There are three approaches discussed in terms of the isolating control path: linear optocoupler, general optocoupler with standard amplifier, and isolated amplifier.

Linear Optocoupler

In general, isolating the output voltage in a digital power supply necessitates fast and accurate isolating feedback. Optocouplers are frequently used to send analog signals from the secondary side to the primary side.

With a general optocoupler used directly in the feedback loop to transfer the output voltage, it is extremely difficult to guarantee the output voltage accuracy. To transfer the compensation signal rather than the output voltage, a general optocoupler is combined with an error amplifier.

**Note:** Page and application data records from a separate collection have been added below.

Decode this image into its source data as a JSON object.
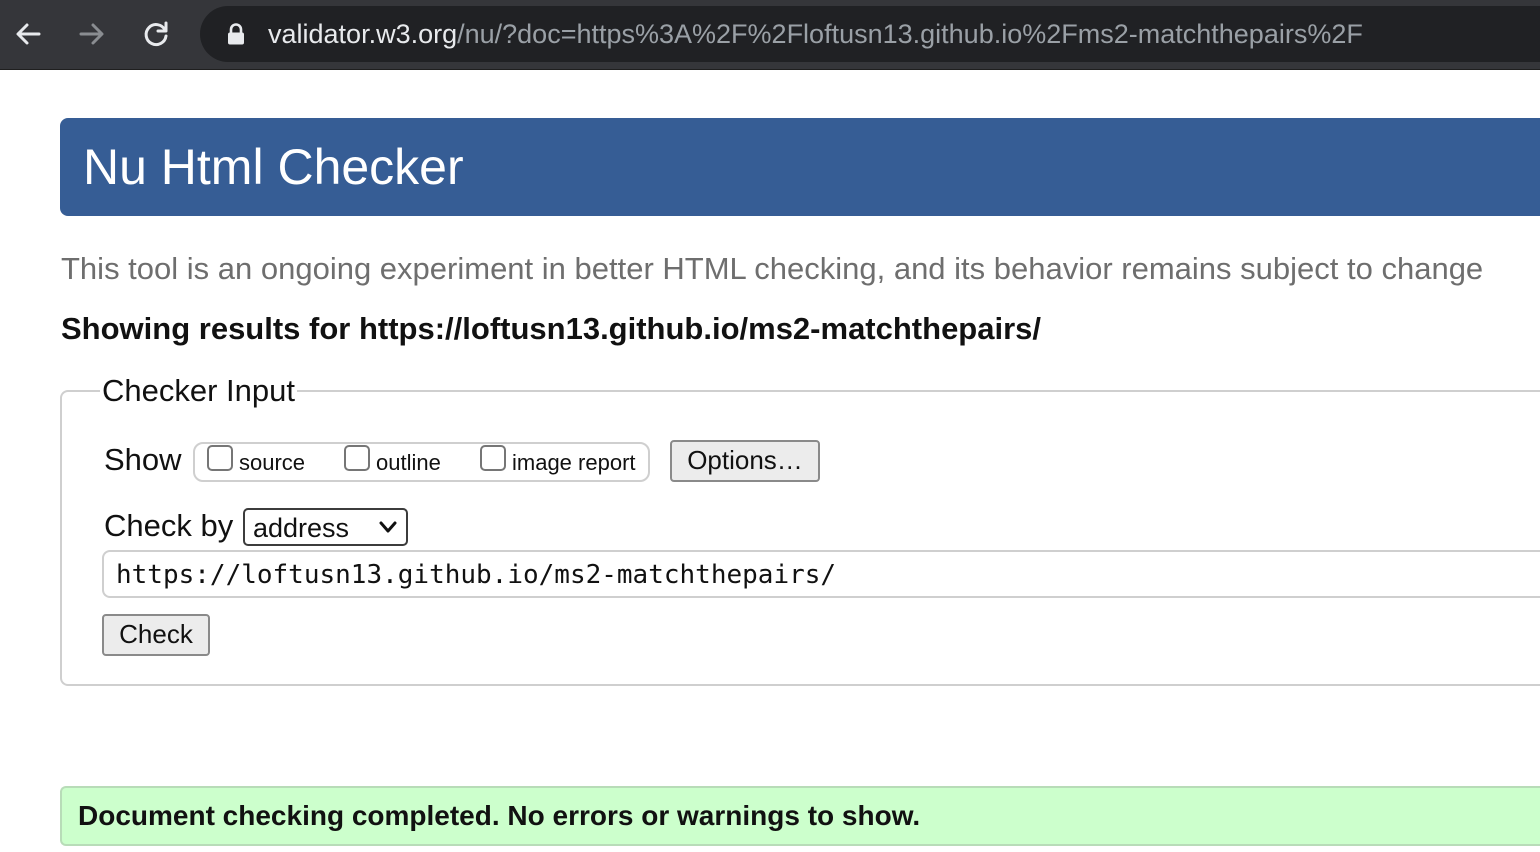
{
  "browser": {
    "url_host": "validator.w3.org",
    "url_path": "/nu/?doc=https%3A%2F%2Floftusn13.github.io%2Fms2-matchthepairs%2F",
    "icons": [
      "back-arrow-icon",
      "forward-arrow-icon",
      "reload-icon",
      "lock-icon"
    ]
  },
  "header": {
    "title": "Nu Html Checker",
    "color": "#365d95"
  },
  "intro_text": "This tool is an ongoing experiment in better HTML checking, and its behavior remains subject to change",
  "results_heading": "Showing results for https://loftusn13.github.io/ms2-matchthepairs/",
  "checker_input": {
    "legend": "Checker Input",
    "show_label": "Show",
    "show_options": [
      {
        "label": "source",
        "checked": false
      },
      {
        "label": "outline",
        "checked": false
      },
      {
        "label": "image report",
        "checked": false
      }
    ],
    "options_button": "Options…",
    "check_by_label": "Check by",
    "check_by_selected": "address",
    "url_value": "https://loftusn13.github.io/ms2-matchthepairs/",
    "check_button": "Check"
  },
  "status": {
    "message": "Document checking completed. No errors or warnings to show.",
    "color": "#ccffcc"
  }
}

Because the ADP1051 already has digital loop compensation built in, the compensation signal is no longer required. One solution is to use a linear optocoupler to transfer the output voltage.

General Optocoupler with Standard Amplifier

A general optocoupler and a standard amplifier can be used in another circuit to achieve primary side control. High-output voltage accuracy is acquired while avoiding the optocoupler’s wide CTR range caused by temperature changes.

The measurement results show that the output voltage variation is in the 1% range, with a CTR range of 100-200%.

CTR is calculated using the following formula:

When CTR varies with temperature, the amplifier’s output compensates to maintain high output voltage accuracy. It should be noted that the amplifier’s stable operation point and swing range should be well designed to satisfy the CTR variation with temperature requirement in the event that the amplifier’s output saturates.



Post Author: Wyatt Canton'